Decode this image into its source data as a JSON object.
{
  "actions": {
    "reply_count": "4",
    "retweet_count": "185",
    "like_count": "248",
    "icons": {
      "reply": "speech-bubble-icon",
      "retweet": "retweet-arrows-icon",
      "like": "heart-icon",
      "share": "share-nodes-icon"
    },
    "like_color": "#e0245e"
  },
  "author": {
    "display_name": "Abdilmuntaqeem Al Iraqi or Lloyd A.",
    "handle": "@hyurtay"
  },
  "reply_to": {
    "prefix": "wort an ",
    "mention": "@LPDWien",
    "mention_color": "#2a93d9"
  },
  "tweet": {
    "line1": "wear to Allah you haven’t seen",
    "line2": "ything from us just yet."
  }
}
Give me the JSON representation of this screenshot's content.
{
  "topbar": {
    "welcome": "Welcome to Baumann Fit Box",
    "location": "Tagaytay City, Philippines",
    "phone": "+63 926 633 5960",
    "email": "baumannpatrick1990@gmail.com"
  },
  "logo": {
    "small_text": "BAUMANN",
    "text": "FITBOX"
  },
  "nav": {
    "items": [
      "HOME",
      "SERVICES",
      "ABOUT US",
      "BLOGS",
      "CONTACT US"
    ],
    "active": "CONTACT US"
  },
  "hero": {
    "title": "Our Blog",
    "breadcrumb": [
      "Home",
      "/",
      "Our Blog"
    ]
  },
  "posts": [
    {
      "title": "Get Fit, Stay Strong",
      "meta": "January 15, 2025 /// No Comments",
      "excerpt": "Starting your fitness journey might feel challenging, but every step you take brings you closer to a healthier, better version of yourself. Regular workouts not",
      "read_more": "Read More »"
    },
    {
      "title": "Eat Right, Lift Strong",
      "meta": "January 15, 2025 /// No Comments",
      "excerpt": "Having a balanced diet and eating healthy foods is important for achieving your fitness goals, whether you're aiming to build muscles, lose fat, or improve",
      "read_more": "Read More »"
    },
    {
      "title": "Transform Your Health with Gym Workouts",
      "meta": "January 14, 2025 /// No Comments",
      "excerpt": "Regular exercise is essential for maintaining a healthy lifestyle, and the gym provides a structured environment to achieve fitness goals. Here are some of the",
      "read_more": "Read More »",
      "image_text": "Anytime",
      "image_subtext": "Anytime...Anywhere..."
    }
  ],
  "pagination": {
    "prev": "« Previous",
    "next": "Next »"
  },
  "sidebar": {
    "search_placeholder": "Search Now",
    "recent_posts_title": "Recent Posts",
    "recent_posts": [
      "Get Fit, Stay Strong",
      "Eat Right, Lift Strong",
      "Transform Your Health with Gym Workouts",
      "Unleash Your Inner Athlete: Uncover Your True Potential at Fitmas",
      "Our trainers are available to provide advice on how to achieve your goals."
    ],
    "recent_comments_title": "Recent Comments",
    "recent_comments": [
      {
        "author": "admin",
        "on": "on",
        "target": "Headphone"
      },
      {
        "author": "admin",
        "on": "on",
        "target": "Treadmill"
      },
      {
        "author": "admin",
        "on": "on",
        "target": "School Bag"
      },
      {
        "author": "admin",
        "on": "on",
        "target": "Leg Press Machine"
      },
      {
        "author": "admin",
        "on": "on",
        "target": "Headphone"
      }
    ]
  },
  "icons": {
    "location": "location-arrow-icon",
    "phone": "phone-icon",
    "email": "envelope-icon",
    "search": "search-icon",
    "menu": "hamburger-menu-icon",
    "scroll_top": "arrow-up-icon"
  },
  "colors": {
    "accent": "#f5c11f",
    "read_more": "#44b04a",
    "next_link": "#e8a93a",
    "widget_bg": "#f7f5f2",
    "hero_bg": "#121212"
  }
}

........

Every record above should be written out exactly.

- [SOLVED PROBLEM]
Decode this image into its source data as a JSON object.
{
  "actions": {
    "reply_count": "4",
    "retweet_count": "185",
    "like_count": "248",
    "icons": {
      "reply": "speech-bubble-icon",
      "retweet": "retweet-arrows-icon",
      "like": "heart-icon",
      "share": "share-nodes-icon"
    },
    "like_color": "#e0245e"
  },
  "author": {
    "display_name": "Abdilmuntaqeem Al Iraqi or Lloyd A.",
    "handle": "@hyurtay"
  },
  "reply_to": {
    "prefix": "wort an ",
    "mention": "@LPDWien",
    "mention_color": "#2a93d9"
  },
  "tweet": {
    "line1": "wear to Allah you haven’t seen",
    "line2": "ything from us just yet."
  }
}
Give me the JSON representation of this screenshot's content.
{
  "topbar": {
    "welcome": "Welcome to Baumann Fit Box",
    "location": "Tagaytay City, Philippines",
    "phone": "+63 926 633 5960",
    "email": "baumannpatrick1990@gmail.com"
  },
  "logo": {
    "small_text": "BAUMANN",
    "text": "FITBOX"
  },
  "nav": {
    "items": [
      "HOME",
      "SERVICES",
      "ABOUT US",
      "BLOGS",
      "CONTACT US"
    ],
    "active": "CONTACT US"
  },
  "hero": {
    "title": "Our Blog",
    "breadcrumb": [
      "Home",
      "/",
      "Our Blog"
    ]
  },
  "posts": [
    {
      "title": "Get Fit, Stay Strong",
      "meta": "January 15, 2025 /// No Comments",
      "excerpt": "Starting your fitness journey might feel challenging, but every step you take brings you closer to a healthier, better version of yourself. Regular workouts not",
      "read_more": "Read More »"
    },
    {
      "title": "Eat Right, Lift Strong",
      "meta": "January 15, 2025 /// No Comments",
      "excerpt": "Having a balanced diet and eating healthy foods is important for achieving your fitness goals, whether you're aiming to build muscles, lose fat, or improve",
      "read_more": "Read More »"
    },
    {
      "title": "Transform Your Health with Gym Workouts",
      "meta": "January 14, 2025 /// No Comments",
      "excerpt": "Regular exercise is essential for maintaining a healthy lifestyle, and the gym provides a structured environment to achieve fitness goals. Here are some of the",
      "read_more": "Read More »",
      "image_text": "Anytime",
      "image_subtext": "Anytime...Anywhere..."
    }
  ],
  "pagination": {
    "prev": "« Previous",
    "next": "Next »"
  },
  "sidebar": {
    "search_placeholder": "Search Now",
    "recent_posts_title": "Recent Posts",
    "recent_posts": [
      "Get Fit, Stay Strong",
      "Eat Right, Lift Strong",
      "Transform Your Health with Gym Workouts",
      "Unleash Your Inner Athlete: Uncover Your True Potential at Fitmas",
      "Our trainers are available to provide advice on how to achieve your goals."
    ],
    "recent_comments_title": "Recent Comments",
    "recent_comments": [
      {
        "author": "admin",
        "on": "on",
        "target": "Headphone"
      },
      {
        "author": "admin",
        "on": "on",
        "target": "Treadmill"
      },
      {
        "author": "admin",
        "on": "on",
        "target": "School Bag"
      },
      {
        "author": "admin",
        "on": "on",
        "target": "Leg Press Machine"
      },
      {
        "author": "admin",
        "on": "on",
        "target": "Headphone"
      }
    ]
  },
  "icons": {
    "location": "location-arrow-icon",
    "phone": "phone-icon",
    "email": "envelope-icon",
    "search": "search-icon",
    "menu": "hamburger-menu-icon",
    "scroll_top": "arrow-up-icon"
  },
  "colors": {
    "accent": "#f5c11f",
    "read_more": "#44b04a",
    "next_link": "#e8a93a",
    "widget_bg": "#f7f5f2",
    "hero_bg": "#121212"
  }
}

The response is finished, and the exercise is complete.